### TASK BRIEF:
Copy each line below exactly.
(MATERIAL PROVIDED Opens)
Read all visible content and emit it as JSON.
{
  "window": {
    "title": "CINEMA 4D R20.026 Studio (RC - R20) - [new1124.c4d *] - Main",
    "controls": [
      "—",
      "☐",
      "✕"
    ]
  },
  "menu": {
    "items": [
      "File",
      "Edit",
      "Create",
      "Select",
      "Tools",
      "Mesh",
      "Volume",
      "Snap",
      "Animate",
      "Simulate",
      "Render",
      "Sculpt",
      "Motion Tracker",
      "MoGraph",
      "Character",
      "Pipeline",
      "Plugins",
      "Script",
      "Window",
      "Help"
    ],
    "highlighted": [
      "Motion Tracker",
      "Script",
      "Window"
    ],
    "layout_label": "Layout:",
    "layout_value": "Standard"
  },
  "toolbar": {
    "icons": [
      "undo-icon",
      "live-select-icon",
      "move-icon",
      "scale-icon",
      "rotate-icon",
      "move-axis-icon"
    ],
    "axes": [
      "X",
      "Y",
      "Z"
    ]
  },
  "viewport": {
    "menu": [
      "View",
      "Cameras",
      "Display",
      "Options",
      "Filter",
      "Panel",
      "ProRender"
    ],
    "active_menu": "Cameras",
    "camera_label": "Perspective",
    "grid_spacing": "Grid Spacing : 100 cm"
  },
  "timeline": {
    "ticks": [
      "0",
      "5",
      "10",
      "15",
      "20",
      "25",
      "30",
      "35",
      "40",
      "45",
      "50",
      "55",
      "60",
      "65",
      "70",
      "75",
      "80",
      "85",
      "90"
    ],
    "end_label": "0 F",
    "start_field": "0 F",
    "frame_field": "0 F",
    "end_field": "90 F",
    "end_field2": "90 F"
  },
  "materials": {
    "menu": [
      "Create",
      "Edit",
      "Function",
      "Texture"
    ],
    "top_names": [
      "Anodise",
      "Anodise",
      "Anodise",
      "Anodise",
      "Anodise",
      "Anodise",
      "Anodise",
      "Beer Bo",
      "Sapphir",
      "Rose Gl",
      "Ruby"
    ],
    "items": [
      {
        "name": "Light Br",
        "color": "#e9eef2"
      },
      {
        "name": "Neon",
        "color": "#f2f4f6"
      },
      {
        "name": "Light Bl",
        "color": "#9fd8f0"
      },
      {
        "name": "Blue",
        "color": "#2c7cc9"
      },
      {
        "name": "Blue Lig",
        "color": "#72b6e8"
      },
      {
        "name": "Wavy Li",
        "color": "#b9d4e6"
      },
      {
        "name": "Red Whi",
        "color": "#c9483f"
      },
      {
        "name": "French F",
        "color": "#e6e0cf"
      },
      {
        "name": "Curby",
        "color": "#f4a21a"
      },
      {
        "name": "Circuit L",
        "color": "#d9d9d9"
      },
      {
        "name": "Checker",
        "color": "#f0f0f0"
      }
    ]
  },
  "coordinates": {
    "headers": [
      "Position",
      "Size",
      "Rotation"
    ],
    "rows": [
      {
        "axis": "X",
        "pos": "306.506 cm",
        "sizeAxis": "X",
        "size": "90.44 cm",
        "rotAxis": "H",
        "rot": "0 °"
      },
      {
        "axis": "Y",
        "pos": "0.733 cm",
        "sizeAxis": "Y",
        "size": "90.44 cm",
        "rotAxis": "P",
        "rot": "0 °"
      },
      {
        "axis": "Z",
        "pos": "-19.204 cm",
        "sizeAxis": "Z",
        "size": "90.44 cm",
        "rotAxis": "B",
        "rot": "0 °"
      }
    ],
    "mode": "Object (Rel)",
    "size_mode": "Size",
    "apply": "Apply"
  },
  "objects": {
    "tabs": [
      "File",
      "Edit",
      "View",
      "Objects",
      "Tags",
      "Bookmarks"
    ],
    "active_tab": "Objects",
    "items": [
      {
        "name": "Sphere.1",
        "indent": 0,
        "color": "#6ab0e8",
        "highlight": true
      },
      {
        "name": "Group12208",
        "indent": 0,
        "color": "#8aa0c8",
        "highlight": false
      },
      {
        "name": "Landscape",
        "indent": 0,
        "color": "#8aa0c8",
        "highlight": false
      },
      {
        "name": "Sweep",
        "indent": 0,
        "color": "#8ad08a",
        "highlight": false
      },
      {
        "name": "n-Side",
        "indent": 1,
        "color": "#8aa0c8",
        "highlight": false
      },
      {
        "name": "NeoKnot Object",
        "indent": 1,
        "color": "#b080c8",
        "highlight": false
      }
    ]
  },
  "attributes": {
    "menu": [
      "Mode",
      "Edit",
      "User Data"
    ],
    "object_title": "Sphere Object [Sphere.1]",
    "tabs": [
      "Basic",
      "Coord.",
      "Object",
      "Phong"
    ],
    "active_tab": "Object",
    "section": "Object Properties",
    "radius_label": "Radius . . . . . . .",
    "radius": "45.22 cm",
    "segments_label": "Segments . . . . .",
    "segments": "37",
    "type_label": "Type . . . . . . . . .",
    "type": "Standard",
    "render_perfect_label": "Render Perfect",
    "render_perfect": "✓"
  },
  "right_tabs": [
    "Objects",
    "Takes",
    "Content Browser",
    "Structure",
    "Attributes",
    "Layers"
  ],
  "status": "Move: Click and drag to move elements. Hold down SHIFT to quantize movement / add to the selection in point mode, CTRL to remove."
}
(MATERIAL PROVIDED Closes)
### EXERCISE RESPONSE:
Read all visible content and emit it as JSON.
{
  "window": {
    "title": "CINEMA 4D R20.026 Studio (RC - R20) - [new1124.c4d *] - Main",
    "controls": [
      "—",
      "☐",
      "✕"
    ]
  },
  "menu": {
    "items": [
      "File",
      "Edit",
      "Create",
      "Select",
      "Tools",
      "Mesh",
      "Volume",
      "Snap",
      "Animate",
      "Simulate",
      "Render",
      "Sculpt",
      "Motion Tracker",
      "MoGraph",
      "Character",
      "Pipeline",
      "Plugins",
      "Script",
      "Window",
      "Help"
    ],
    "highlighted": [
      "Motion Tracker",
      "Script",
      "Window"
    ],
    "layout_label": "Layout:",
    "layout_value": "Standard"
  },
  "toolbar": {
    "icons": [
      "undo-icon",
      "live-select-icon",
      "move-icon",
      "scale-icon",
      "rotate-icon",
      "move-axis-icon"
    ],
    "axes": [
      "X",
      "Y",
      "Z"
    ]
  },
  "viewport": {
    "menu": [
      "View",
      "Cameras",
      "Display",
      "Options",
      "Filter",
      "Panel",
      "ProRender"
    ],
    "active_menu": "Cameras",
    "camera_label": "Perspective",
    "grid_spacing": "Grid Spacing : 100 cm"
  },
  "timeline": {
    "ticks": [
      "0",
      "5",
      "10",
      "15",
      "20",
      "25",
      "30",
      "35",
      "40",
      "45",
      "50",
      "55",
      "60",
      "65",
      "70",
      "75",
      "80",
      "85",
      "90"
    ],
    "end_label": "0 F",
    "start_field": "0 F",
    "frame_field": "0 F",
    "end_field": "90 F",
    "end_field2": "90 F"
  },
  "materials": {
    "menu": [
      "Create",
      "Edit",
      "Function",
      "Texture"
    ],
    "top_names": [
      "Anodise",
      "Anodise",
      "Anodise",
      "Anodise",
      "Anodise",
      "Anodise",
      "Anodise",
      "Beer Bo",
      "Sapphir",
      "Rose Gl",
      "Ruby"
    ],
    "items": [
      {
        "name": "Light Br",
        "color": "#e9eef2"
      },
      {
        "name": "Neon",
        "color": "#f2f4f6"
      },
      {
        "name": "Light Bl",
        "color": "#9fd8f0"
      },
      {
        "name": "Blue",
        "color": "#2c7cc9"
      },
      {
        "name": "Blue Lig",
        "color": "#72b6e8"
      },
      {
        "name": "Wavy Li",
        "color": "#b9d4e6"
      },
      {
        "name": "Red Whi",
        "color": "#c9483f"
      },
      {
        "name": "French F",
        "color": "#e6e0cf"
      },
      {
        "name": "Curby",
        "color": "#f4a21a"
      },
      {
        "name": "Circuit L",
        "color": "#d9d9d9"
      },
      {
        "name": "Checker",
        "color": "#f0f0f0"
      }
    ]
  },
  "coordinates": {
    "headers": [
      "Position",
      "Size",
      "Rotation"
    ],
    "rows": [
      {
        "axis": "X",
        "pos": "306.506 cm",
        "sizeAxis": "X",
        "size": "90.44 cm",
        "rotAxis": "H",
        "rot": "0 °"
      },
      {
        "axis": "Y",
        "pos": "0.733 cm",
        "sizeAxis": "Y",
        "size": "90.44 cm",
        "rotAxis": "P",
        "rot": "0 °"
      },
      {
        "axis": "Z",
        "pos": "-19.204 cm",
        "sizeAxis": "Z",
        "size": "90.44 cm",
        "rotAxis": "B",
        "rot": "0 °"
      }
    ],
    "mode": "Object (Rel)",
    "size_mode": "Size",
    "apply": "Apply"
  },
  "objects": {
    "tabs": [
      "File",
      "Edit",
      "View",
      "Objects",
      "Tags",
      "Bookmarks"
    ],
    "active_tab": "Objects",
    "items": [
      {
        "name": "Sphere.1",
        "indent": 0,
        "color": "#6ab0e8",
        "highlight": true
      },
      {
        "name": "Group12208",
        "indent": 0,
        "color": "#8aa0c8",
        "highlight": false
      },
      {
        "name": "Landscape",
        "indent": 0,
        "color": "#8aa0c8",
        "highlight": false
      },
      {
        "name": "Sweep",
        "indent": 0,
        "color": "#8ad08a",
        "highlight": false
      },
      {
        "name": "n-Side",
        "indent": 1,
        "color": "#8aa0c8",
        "highlight": false
      },
      {
        "name": "NeoKnot Object",
        "indent": 1,
        "color": "#b080c8",
        "highlight": false
      }
    ]
  },
  "attributes": {
    "menu": [
      "Mode",
      "Edit",
      "User Data"
    ],
    "object_title": "Sphere Object [Sphere.1]",
    "tabs": [
      "Basic",
      "Coord.",
      "Object",
      "Phong"
    ],
    "active_tab": "Object",
    "section": "Object Properties",
    "radius_label": "Radius . . . . . . .",
    "radius": "45.22 cm",
    "segments_label": "Segments . . . . .",
    "segments": "37",
    "type_label": "Type . . . . . . . . .",
    "type": "Standard",
    "render_perfect_label": "Render Perfect",
    "render_perfect": "✓"
  },
  "right_tabs": [
    "Objects",
    "Takes",
    "Content Browser",
    "Structure",
    "Attributes",
    "Layers"
  ],
  "status": "Move: Click and drag to move elements. Hold down SHIFT to quantize movement / add to the selection in point mode, CTRL to remove."
}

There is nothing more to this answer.